Incorporate Authentic Tasks

Text Me
Appeal to students’ digital literacy by teaching them SMS language (i.e. texting abbreviations; e.g., http://www.zadorspain.com/spanishblog/?p=112). Create a cell phone image on a piece of paper with a large screen. Student A sits with desk facing Student B and the teacher gives them each a task (e.g. make plans to get together Saturday night). Now the classroom becomes a texting only/no talking environment and each writes a greeting on their “phone.” The papers are then swapped and replies are written until the plan is finalized and/or time is called. Students may then orally share their plans with the class along with any questions or comments about the SMS language. [For greater discussion of texting in the classroom, see González-Bueno and Pérez-Sotelo (2009), Language Educator, 4 (5).] 


Taking a Trip
Developing creative material for an authentic, real-world task can be highly motivating for students. Explain to the students that they will be, in small groups, creating a promotional flyer for the Office of Tourism in the (target country/city). They should begin by doing research on their country/city focusing on landmarks, food, culture, shopping, etc. (It may be easier for each group to focus on only one or two aspects.) and think about why they would want to visit that destination.

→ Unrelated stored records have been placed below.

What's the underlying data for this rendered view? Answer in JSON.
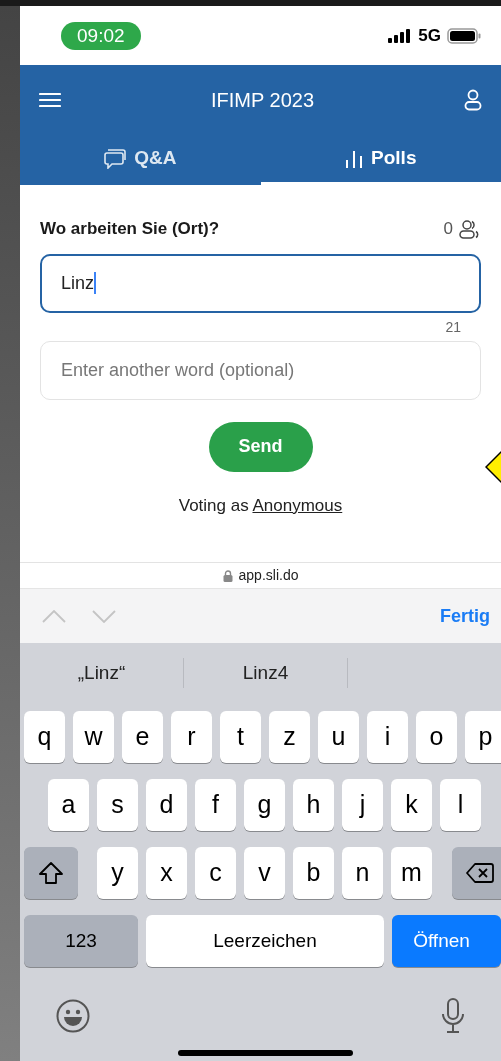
{
  "status_bar": {
    "time": "09:02",
    "network": "5G"
  },
  "header": {
    "title": "IFIMP 2023"
  },
  "tabs": [
    {
      "label": "Q&A",
      "selected": false
    },
    {
      "label": "Polls",
      "selected": true
    }
  ],
  "poll": {
    "question": "Wo arbeiten Sie (Ort)?",
    "participants": "0",
    "answer": {
      "value": "Linz",
      "focused": true
    },
    "remaining": "21",
    "extra_field": {
      "placeholder": "Enter another word (optional)"
    },
    "send": "Send",
    "voting_prefix": "Voting as",
    "voting_name": "Anonymous"
  },
  "browser": {
    "url": "app.sli.do",
    "done": "Fertig"
  },
  "keyboard": {
    "suggestions": [
      "„Linz“",
      "Linz4"
    ],
    "letter_rows": [
      [
        "q",
        "w",
        "e",
        "r",
        "t",
        "z",
        "u",
        "i",
        "o",
        "p"
      ],
      [
        "a",
        "s",
        "d",
        "f",
        "g",
        "h",
        "j",
        "k",
        "l"
      ],
      [
        "y",
        "x",
        "c",
        "v",
        "b",
        "n",
        "m"
      ]
    ],
    "number_key": "123",
    "space_key": "Leerzeichen",
    "return_key": "Öffnen"
  }
}
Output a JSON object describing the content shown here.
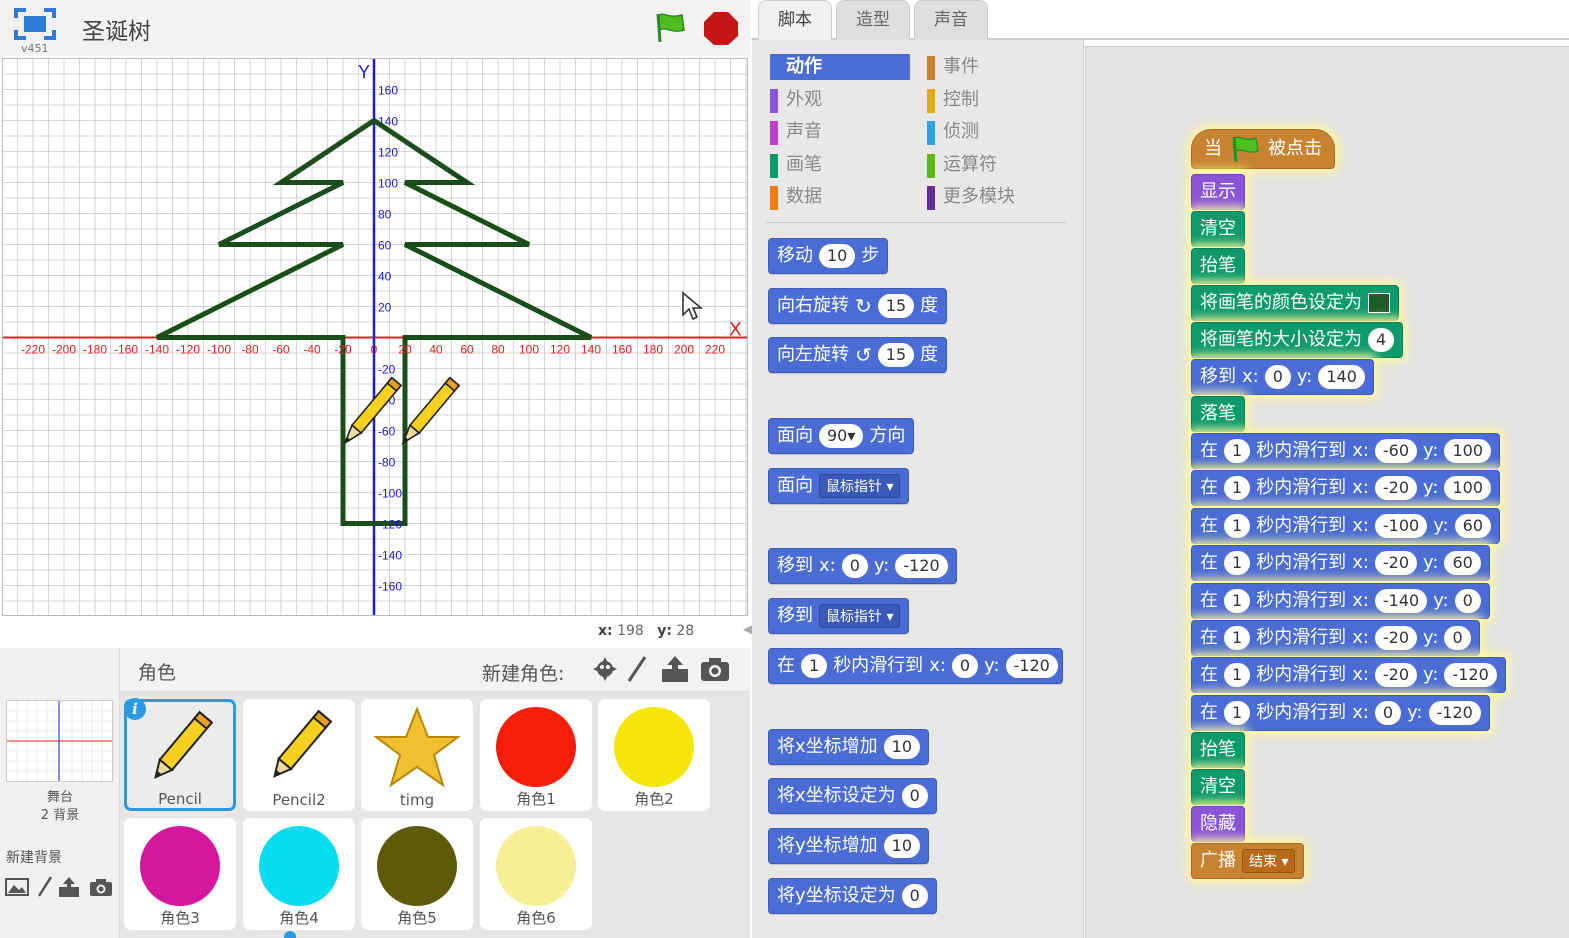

As a group, they should then create an attractive promotional flyer with photos, links, copy, etc. to show to the class. The class will vote on the best promotional flyer, which will then be sent to the Office of Tourism in the (target country/city). 


Letter Writing with Classroom Stationery
There is nothing more rewarding than writing a class newsletter or a letter to someone on homemade stationery. Give each student a small post-it note. Ask them to write down adjectives that describe language class or draw an image of something that reminds them of Spanish class. Stick the post-it notes around the border of an 8 x 11 sheet of paper with the name of you class/school at the top. Then, photocopy the sheet to create your polished class stationery. With the stationary, let each student write a letter to their parents explaining what they have been learning in Spanish class or to a Spanish pen-pal in another class or city. Teach them how to open and close letters in the target language. Give them writing frames if necessary to assist them with letter writing. 


Group Résumé
Writing a résumé is a useful skill to have in any language. But depending on the country, cultural practices vary and students need to be taught both the preferred format and the specialized language. In addition, students may have very little work experience, and therefore filling up a blank page, or comparing one’s experience with someone else’s, can be intimidating. This activity helps students practice writing a résumé more easily. First, teacher can show a model résumé from the target country and from the students’ home country. Students can compare both and learn what a résumé should be like. Students are then directed to an authentic list of job ads and asked to select one for which they’d like to apply. Then they reflect on what skills they should emphasize if they were to apply. Finally, students are organized in groups of 4 or 5. Each group selects one job ad and builds a group résumé. For example, if in a group of 5 every one has had 1 year or French, they should write “5 years of French” in their résumé. Between 4 or 5 students, there should be enough varying experiences to write an interesting résumé. At the end, job ads and résumés are displayed. Groups must read them and decide if they would hire the candidate for the position.